Write the data out again exactly and in full.

*** Record extracts ***

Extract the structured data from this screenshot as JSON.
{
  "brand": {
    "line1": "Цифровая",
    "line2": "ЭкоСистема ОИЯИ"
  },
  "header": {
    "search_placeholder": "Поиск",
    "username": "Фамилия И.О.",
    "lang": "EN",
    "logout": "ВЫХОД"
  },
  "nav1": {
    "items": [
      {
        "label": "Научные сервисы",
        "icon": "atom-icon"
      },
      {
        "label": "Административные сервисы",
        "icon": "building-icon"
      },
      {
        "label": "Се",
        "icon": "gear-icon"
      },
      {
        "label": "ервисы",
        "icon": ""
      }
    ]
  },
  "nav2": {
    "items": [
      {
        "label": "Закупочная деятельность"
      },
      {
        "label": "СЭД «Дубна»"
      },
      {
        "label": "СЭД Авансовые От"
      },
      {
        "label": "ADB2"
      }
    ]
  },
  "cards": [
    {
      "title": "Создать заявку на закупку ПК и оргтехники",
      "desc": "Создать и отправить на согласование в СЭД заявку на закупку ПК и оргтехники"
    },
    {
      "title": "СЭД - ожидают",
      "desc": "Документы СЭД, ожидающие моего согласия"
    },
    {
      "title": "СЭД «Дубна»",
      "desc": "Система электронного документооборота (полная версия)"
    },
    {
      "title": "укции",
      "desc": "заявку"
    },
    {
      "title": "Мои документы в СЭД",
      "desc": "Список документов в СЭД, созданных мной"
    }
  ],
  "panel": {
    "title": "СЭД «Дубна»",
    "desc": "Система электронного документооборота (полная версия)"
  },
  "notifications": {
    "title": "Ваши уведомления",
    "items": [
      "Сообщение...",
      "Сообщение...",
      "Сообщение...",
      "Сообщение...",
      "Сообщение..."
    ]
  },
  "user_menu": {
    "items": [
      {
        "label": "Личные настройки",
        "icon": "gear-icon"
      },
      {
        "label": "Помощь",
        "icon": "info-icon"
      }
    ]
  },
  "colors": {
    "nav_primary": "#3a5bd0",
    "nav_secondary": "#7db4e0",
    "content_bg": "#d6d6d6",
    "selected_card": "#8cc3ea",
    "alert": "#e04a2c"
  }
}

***

## Task solution
Extract the structured data from this screenshot as JSON.
{
  "brand": {
    "line1": "Цифровая",
    "line2": "ЭкоСистема ОИЯИ"
  },
  "header": {
    "search_placeholder": "Поиск",
    "username": "Фамилия И.О.",
    "lang": "EN",
    "logout": "ВЫХОД"
  },
  "nav1": {
    "items": [
      {
        "label": "Научные сервисы",
        "icon": "atom-icon"
      },
      {
        "label": "Административные сервисы",
        "icon": "building-icon"
      },
      {
        "label": "Се",
        "icon": "gear-icon"
      },
      {
        "label": "ервисы",
        "icon": ""
      }
    ]
  },
  "nav2": {
    "items": [
      {
        "label": "Закупочная деятельность"
      },
      {
        "label": "СЭД «Дубна»"
      },
      {
        "label": "СЭД Авансовые От"
      },
      {
        "label": "ADB2"
      }
    ]
  },
  "cards": [
    {
      "title": "Создать заявку на закупку ПК и оргтехники",
      "desc": "Создать и отправить на согласование в СЭД заявку на закупку ПК и оргтехники"
    },
    {
      "title": "СЭД - ожидают",
      "desc": "Документы СЭД, ожидающие моего согласия"
    },
    {
      "title": "СЭД «Дубна»",
      "desc": "Система электронного документооборота (полная версия)"
    },
    {
      "title": "укции",
      "desc": "заявку"
    },
    {
      "title": "Мои документы в СЭД",
      "desc": "Список документов в СЭД, созданных мной"
    }
  ],
  "panel": {
    "title": "СЭД «Дубна»",
    "desc": "Система электронного документооборота (полная версия)"
  },
  "notifications": {
    "title": "Ваши уведомления",
    "items": [
      "Сообщение...",
      "Сообщение...",
      "Сообщение...",
      "Сообщение...",
      "Сообщение..."
    ]
  },
  "user_menu": {
    "items": [
      {
        "label": "Личные настройки",
        "icon": "gear-icon"
      },
      {
        "label": "Помощь",
        "icon": "info-icon"
      }
    ]
  },
  "colors": {
    "nav_primary": "#3a5bd0",
    "nav_secondary": "#7db4e0",
    "content_bg": "#d6d6d6",
    "selected_card": "#8cc3ea",
    "alert": "#e04a2c"
  }
}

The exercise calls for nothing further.